Author: Jeff Taylor, MAC, LPC
When I was around five I was desperate to have a pair of hot wheel pants and yes, I mean that literally. They were beige pants with VERY large bright pictures of hot wheels on them. I remember exactly where they were located. The second floor of Styx Baer and Fuller department store in the middle of the boy’s department. Once my Dad gave the okay that he would buy them for me I could hardly wait to get there! On that incredible day I sprinted to the spot to grab them, quite nervous that someone else might have beat me to it. I remember my very kind and gentle Father looking at me and saying, “Are you sure these are the pants you want?” I was aghast. How could someone even ask such a question. These were the best pants ever! In retrospect, I would imagine that many people thought upon looking at those pants that I was a sweet little boy that probably needed some extra assistance in a variety of ways. Yet. What I love is that my Dad bought me those pants knowing how much I wanted them, no matter how silly I looked.
This is one of hundreds of stories neatly stored in my memory that bring a smile to my face when I think of my Father. Simple but profound moments that reminded me over and over that he loved me, and I mattered. Another thing my Dad and I did almost every week since high school was having lunch on Saturday. This became an important tradition for both us. I now think of my Dad often on Saturdays because last year after battling Alzheimer’s he died at the age of 87.
For many years now, I have wondered what it would be like to lose him. What would the grieving process be like for me? What I have learned in the last year is just how deep my gratitude is for our relationship and all the wonderful moments I was able to have with him. Do I miss him? Everyday. The richness of his laugh. His child like wonder to learn and experience new things. How important it was to him to be responsible in all areas of his life.

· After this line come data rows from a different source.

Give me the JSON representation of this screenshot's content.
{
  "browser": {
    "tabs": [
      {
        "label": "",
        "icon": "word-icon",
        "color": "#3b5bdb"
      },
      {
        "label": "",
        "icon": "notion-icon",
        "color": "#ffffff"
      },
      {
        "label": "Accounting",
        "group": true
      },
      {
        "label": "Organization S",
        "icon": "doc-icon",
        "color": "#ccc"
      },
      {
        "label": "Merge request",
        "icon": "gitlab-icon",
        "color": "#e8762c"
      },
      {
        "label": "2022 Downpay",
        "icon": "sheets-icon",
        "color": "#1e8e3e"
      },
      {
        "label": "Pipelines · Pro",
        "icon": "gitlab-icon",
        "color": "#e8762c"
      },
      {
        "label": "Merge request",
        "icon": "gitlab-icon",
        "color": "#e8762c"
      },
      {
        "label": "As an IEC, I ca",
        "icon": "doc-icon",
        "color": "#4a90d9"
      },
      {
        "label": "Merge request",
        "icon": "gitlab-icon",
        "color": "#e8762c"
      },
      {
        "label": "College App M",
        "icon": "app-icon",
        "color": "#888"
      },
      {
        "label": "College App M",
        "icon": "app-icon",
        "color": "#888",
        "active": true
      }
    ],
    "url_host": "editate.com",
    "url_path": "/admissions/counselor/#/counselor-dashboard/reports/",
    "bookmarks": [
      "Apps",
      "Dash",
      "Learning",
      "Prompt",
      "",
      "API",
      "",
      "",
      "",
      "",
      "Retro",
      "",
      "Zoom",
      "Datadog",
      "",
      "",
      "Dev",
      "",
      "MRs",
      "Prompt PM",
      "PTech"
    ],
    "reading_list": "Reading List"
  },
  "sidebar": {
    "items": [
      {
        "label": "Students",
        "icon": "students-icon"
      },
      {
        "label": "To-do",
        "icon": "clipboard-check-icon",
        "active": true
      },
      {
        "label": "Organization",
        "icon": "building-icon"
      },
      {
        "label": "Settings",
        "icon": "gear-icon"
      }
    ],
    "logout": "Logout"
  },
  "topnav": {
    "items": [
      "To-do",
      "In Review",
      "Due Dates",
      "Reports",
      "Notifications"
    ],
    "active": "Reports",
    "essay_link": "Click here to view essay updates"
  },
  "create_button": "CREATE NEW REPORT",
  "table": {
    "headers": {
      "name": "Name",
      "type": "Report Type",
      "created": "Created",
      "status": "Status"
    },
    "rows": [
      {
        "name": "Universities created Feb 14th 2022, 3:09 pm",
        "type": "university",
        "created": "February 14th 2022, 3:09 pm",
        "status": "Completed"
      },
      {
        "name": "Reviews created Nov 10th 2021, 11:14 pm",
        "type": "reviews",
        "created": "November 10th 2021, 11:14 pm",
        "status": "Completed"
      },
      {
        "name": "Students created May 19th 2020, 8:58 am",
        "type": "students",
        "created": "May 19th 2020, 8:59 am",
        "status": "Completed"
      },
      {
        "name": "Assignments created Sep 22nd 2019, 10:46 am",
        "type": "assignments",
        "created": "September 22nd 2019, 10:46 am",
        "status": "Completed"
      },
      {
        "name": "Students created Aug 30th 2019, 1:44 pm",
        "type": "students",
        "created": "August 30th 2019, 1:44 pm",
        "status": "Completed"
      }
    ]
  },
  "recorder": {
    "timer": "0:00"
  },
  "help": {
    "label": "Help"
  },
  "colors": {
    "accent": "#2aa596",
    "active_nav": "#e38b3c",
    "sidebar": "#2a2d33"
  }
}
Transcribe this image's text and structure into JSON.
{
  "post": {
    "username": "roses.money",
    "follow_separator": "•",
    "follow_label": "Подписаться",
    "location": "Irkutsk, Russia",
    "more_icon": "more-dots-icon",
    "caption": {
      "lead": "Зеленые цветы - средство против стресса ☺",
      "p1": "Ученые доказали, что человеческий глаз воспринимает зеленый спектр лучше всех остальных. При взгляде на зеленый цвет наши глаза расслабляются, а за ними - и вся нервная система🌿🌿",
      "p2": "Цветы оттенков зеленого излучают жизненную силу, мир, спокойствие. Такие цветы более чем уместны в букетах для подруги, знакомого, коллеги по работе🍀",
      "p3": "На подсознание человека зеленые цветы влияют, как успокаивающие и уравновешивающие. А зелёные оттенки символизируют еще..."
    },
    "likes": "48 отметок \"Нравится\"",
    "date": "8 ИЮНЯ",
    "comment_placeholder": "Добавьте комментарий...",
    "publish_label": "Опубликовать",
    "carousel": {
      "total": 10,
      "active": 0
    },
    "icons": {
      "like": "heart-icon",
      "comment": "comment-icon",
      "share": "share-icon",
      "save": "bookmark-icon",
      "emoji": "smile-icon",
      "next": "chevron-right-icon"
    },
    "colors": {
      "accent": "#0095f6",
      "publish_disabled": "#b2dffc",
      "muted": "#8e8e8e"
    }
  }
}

The loss of my Dad has made me think about the ENTIRE area of grieving and the decisions we make each day about the people in our lives. Here are a few thoughts:
- Make a list that is either mental or written of the most important relationships in your life and seek to invest in them each day.
Remember: Grief + regret= despair Grief + wonderful memories = gratitude
- Give yourself permission to experience the loss. We tend to view any painful emotion as negative rather then something we need to feel that is often healthy and necessary.
- Find ways to mark key moments with those that matter the most. Whether it is writing a story, a hand written card, pictures or continuing family traditions. There are many ways we can and SHOULD mark important moments with those we love in our lives.
- Be intentional about telling people you love them. The last words my Dad ever said to me were, “I love you”. I am grateful that these words were spoken often between us.
Grieving is an important and even healthy part of life We will grieve many things job losses, losing pets and especially people we love. Loving people well each day brings a richness to life like nothing else.